## ABOUT THIS EXERCISE:
Could you copy the lines below exactly, leaving none out?

*** DATA RECORDS ***

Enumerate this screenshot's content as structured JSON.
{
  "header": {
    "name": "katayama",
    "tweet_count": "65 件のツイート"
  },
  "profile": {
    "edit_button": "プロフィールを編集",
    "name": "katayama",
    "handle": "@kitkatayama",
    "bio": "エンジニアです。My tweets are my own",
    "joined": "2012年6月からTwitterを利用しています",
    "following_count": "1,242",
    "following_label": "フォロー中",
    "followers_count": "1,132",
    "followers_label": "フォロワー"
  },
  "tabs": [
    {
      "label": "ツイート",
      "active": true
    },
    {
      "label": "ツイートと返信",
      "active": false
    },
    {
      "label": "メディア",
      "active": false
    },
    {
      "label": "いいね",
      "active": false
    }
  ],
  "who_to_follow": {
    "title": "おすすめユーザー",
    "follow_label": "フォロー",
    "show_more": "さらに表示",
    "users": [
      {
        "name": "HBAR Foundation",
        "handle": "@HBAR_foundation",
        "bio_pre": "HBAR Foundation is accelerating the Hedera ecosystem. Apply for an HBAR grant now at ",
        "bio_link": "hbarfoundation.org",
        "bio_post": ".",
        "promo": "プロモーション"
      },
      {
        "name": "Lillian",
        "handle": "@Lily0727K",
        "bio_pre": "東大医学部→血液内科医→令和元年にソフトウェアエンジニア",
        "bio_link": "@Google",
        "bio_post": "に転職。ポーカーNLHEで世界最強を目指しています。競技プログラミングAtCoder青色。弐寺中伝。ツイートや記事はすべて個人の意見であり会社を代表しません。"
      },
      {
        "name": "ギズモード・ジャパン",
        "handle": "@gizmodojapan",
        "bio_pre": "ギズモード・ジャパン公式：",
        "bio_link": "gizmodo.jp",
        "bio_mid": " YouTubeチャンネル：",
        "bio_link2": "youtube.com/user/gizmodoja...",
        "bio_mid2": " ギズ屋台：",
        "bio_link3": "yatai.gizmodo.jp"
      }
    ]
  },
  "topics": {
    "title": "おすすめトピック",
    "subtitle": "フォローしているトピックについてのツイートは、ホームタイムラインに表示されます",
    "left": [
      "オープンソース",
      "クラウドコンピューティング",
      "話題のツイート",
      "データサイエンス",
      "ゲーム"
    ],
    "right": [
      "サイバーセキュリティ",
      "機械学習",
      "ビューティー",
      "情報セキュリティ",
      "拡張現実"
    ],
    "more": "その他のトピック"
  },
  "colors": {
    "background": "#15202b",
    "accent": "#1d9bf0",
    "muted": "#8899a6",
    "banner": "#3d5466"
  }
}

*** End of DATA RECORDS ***

## OUTPUT BELOW:
Enumerate this screenshot's content as structured JSON.
{
  "header": {
    "name": "katayama",
    "tweet_count": "65 件のツイート"
  },
  "profile": {
    "edit_button": "プロフィールを編集",
    "name": "katayama",
    "handle": "@kitkatayama",
    "bio": "エンジニアです。My tweets are my own",
    "joined": "2012年6月からTwitterを利用しています",
    "following_count": "1,242",
    "following_label": "フォロー中",
    "followers_count": "1,132",
    "followers_label": "フォロワー"
  },
  "tabs": [
    {
      "label": "ツイート",
      "active": true
    },
    {
      "label": "ツイートと返信",
      "active": false
    },
    {
      "label": "メディア",
      "active": false
    },
    {
      "label": "いいね",
      "active": false
    }
  ],
  "who_to_follow": {
    "title": "おすすめユーザー",
    "follow_label": "フォロー",
    "show_more": "さらに表示",
    "users": [
      {
        "name": "HBAR Foundation",
        "handle": "@HBAR_foundation",
        "bio_pre": "HBAR Foundation is accelerating the Hedera ecosystem. Apply for an HBAR grant now at ",
        "bio_link": "hbarfoundation.org",
        "bio_post": ".",
        "promo": "プロモーション"
      },
      {
        "name": "Lillian",
        "handle": "@Lily0727K",
        "bio_pre": "東大医学部→血液内科医→令和元年にソフトウェアエンジニア",
        "bio_link": "@Google",
        "bio_post": "に転職。ポーカーNLHEで世界最強を目指しています。競技プログラミングAtCoder青色。弐寺中伝。ツイートや記事はすべて個人の意見であり会社を代表しません。"
      },
      {
        "name": "ギズモード・ジャパン",
        "handle": "@gizmodojapan",
        "bio_pre": "ギズモード・ジャパン公式：",
        "bio_link": "gizmodo.jp",
        "bio_mid": " YouTubeチャンネル：",
        "bio_link2": "youtube.com/user/gizmodoja...",
        "bio_mid2": " ギズ屋台：",
        "bio_link3": "yatai.gizmodo.jp"
      }
    ]
  },
  "topics": {
    "title": "おすすめトピック",
    "subtitle": "フォローしているトピックについてのツイートは、ホームタイムラインに表示されます",
    "left": [
      "オープンソース",
      "クラウドコンピューティング",
      "話題のツイート",
      "データサイエンス",
      "ゲーム"
    ],
    "right": [
      "サイバーセキュリティ",
      "機械学習",
      "ビューティー",
      "情報セキュリティ",
      "拡張現実"
    ],
    "more": "その他のトピック"
  },
  "colors": {
    "background": "#15202b",
    "accent": "#1d9bf0",
    "muted": "#8899a6",
    "banner": "#3d5466"
  }
}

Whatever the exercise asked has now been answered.